It’s come to my attention that I need to work on technical communication. It’s hard because it feels weird to talk about a subject when it can seem like I know very little.
I don’t mean that derogatorily as much as I mean to say that web development encompasses such breadth and depth, it feels hard to capture it with accuracy and integrity.
I know it’s a skill set I’m insecure with. I shy away from all kinds of technical conversation because it’s clearly easier to not engage and expose your knowledge gaps. Don’t make me be vulnerable—ahhhh!

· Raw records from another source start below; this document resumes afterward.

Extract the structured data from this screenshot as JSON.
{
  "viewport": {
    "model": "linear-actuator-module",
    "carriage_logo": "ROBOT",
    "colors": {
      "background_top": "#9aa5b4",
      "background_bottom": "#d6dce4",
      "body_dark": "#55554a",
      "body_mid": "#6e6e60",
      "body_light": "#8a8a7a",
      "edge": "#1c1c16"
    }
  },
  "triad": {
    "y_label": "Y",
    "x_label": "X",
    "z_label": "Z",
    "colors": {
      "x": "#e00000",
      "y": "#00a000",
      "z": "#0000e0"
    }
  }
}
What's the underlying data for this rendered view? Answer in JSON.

My hesitance reminds me of going to philosophy club meetings in undergrad. I’d had one intro class when I started going, just a course on a Paris study abroad where we read Plato and a handful of contemporary French philosophers. I didn’t get uncomfortable until I started noticing how many obscurities and quotes and references would pour out of the mouths of other attendees. Žižek? Alan Badi-WHO?

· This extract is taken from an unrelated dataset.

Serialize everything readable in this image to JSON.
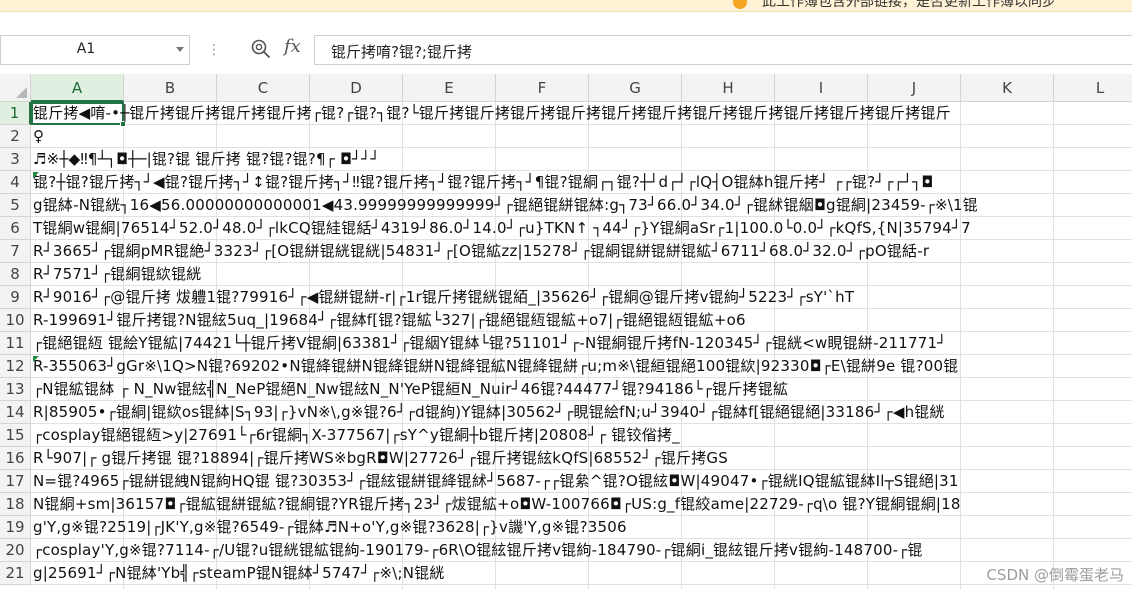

Even the following semester, as I took a course in existentialism, I still found it really difficult to engage. Even when it came to the material, I felt unqualified to interpret the words of Heidegger, Sartre, and the rest. So often, when it came time to socialize about it, I would either divert the subject, listen tentatively, or make jokes.

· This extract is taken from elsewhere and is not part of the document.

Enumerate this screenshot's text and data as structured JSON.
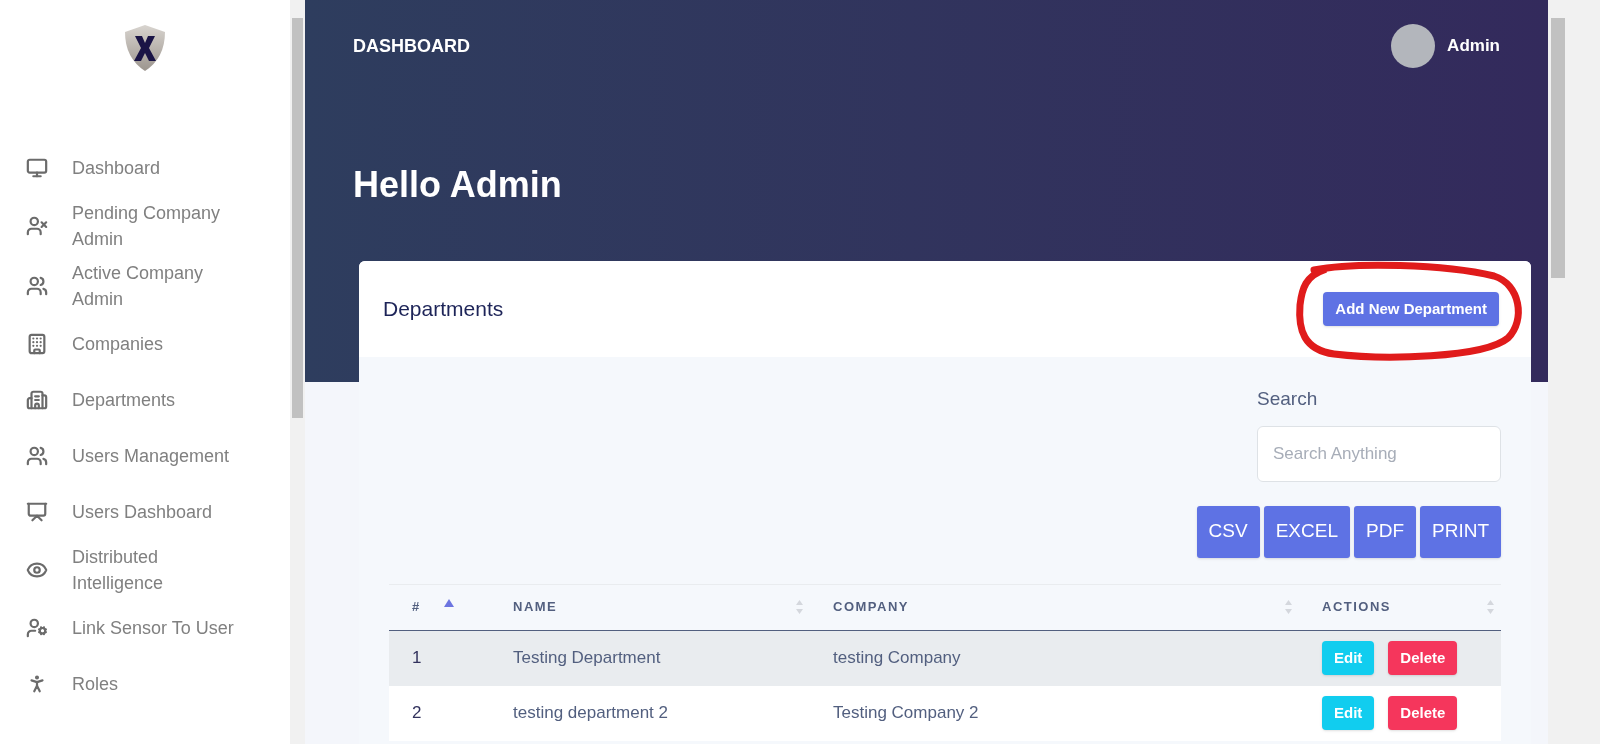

It doesn’t help that there are quite a few highfalutin members in all of these circles. It’s harder to be vulnerable when you know your tender ignorance will be poked and picked at.
But honestly, that attitude isn’t helpful and should be disregarded. Beginner’s mind is a pretty important concept here—as developers and as humans, we’re constantly learning at all stages. It also helps to find a nonjudgmental community where we feel safe and respected all while growing our knowledge.
For me, it will also be immersing myself in difficult subject matter and challenging projects, and communicating about it despite confusion and uncertainty. It will be about speaking up to get help and clarity because no one can do it by themselves.